In an actual embodiment, thirty-five nozzles 32 are spaced equiangularly in a circular pattern. Present practice calls for an' equal number of metering holes 34 in plate 16. In FIG. 2, such a one-to-one relationship has been shown diagrammatically for a group of seven nozzlehole pairs. With equal numbers of holes in plates 14, 16, both must be changed when it is desired to change yarn counts and spin a greater or lesser number of filaments.
According to the present invention, it is economical and quite feasible to use only one spinneret plate 14. For example, when it is desired to spin thirty filaments instead of thirty-five, it is only necessary to install a new metering plate 16 having thirty holes which communicate with thirty of the holes in spinneret plate 14. In FIG. 3, such a seven-to-six relationship has been shown diagrammatically for a group of seven nozzles 32 and six metering holes 34, i.e., every seventh hole in the circular pattern of otherwise uniformly spaced metering holes 34 has been omitted. This relationship will also be apparent from the fragmentary illustration of plates 14, 16 in FIG. 4.
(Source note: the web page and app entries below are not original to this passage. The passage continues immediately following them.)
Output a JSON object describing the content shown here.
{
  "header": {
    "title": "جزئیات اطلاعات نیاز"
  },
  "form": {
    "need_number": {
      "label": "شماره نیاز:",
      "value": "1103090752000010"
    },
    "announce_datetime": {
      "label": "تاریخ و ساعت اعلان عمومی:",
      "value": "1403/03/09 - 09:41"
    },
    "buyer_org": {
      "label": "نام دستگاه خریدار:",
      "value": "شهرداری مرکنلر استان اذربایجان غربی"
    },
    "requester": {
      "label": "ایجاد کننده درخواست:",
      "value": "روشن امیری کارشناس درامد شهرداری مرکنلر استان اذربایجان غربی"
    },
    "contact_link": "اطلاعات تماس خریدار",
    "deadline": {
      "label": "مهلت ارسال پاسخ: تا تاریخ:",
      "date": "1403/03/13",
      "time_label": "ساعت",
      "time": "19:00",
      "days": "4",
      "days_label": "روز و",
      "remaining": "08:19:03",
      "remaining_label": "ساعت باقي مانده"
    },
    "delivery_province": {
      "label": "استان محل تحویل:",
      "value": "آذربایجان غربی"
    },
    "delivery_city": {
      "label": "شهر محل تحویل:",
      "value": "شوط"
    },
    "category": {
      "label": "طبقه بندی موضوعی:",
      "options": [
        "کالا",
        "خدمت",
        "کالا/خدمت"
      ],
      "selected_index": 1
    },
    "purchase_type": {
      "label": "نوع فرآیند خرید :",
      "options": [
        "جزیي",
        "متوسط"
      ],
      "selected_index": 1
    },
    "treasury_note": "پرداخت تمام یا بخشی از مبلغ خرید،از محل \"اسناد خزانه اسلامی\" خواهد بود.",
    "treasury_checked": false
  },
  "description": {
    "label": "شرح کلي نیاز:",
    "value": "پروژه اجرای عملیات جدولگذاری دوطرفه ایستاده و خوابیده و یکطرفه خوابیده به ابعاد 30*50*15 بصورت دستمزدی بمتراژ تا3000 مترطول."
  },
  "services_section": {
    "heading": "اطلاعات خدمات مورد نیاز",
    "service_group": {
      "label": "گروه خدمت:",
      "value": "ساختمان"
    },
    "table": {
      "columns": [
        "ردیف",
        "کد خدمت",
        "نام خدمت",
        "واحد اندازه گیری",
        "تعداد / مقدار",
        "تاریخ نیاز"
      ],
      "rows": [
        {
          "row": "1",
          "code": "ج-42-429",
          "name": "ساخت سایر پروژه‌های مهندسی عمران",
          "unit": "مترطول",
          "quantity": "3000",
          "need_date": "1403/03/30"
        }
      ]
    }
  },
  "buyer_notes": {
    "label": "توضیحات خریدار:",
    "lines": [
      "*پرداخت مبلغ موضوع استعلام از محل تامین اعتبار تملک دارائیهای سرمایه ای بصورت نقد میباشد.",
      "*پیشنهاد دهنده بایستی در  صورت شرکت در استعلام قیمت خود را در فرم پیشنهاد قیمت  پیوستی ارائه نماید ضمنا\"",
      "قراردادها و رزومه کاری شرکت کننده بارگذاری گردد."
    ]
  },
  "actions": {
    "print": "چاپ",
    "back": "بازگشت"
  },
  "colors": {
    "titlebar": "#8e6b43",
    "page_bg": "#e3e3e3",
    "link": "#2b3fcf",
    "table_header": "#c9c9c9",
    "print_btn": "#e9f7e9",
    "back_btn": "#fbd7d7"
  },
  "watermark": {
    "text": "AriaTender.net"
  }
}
Within the limits of practicality, other nozzle-hole relationships can be used, for example, with the illustrated circular pattern of thirty-five nozzles 32, every fifth metering hole 34 can be omitted without adverse effect on the quenching, convergence and windup systems. Furthermore, the same concepts are applicable to different patterns, for example, when the spinning nozzles are spaced uniformly in rows. With nondegrading polymers, either of plates 14, 16 can be changed. Instead of the illustrated stack of three plates 14, 16, 18, some assemblies employ either a simple metering plate, a simple distribution plate or a complex set of distribution plates in conjunction with the spinneret plate. Other modifications and adaptations of a similar nature will occur to those skilled in the art and yet be within the spirit of the present invention which accordingly is intended to be limited only by the scope of the appended claims.
Having thus described the invention, what is claimed as new and desired to be secured by Letters Patent is:
1. A spinneret assembly comprising stacked metering and spinneret plates, each provided with at least one pattern of spaced holes, the holes in one of said patterns being spaced uniformly, there being fewer holes in the other pattern, each hole in said other pattern being in communication with a hole in said one pattern.
2. The assembly of claim 1 wherein said patterns are circular, the holes in said one pattern are spaced equiangularly and each hole in said other pattern is radially aligned with a hole in said one pattern.
4 3. The assembly of claim 2 wherein each hole in said other pattern is coaxial with a hole in said one pattern.
References Cited UNITED STATES PATENTS 2,763,374 9/1956 Corbett 18-l2 X 2,771,636 11/1956 McIntosh et al 1812 2,999,274 9/1961 Silas et al 18-12 X 3,095,607 7/1963 Cobb l88 WILLIAM J. STEPHENSON, Primary Examiner.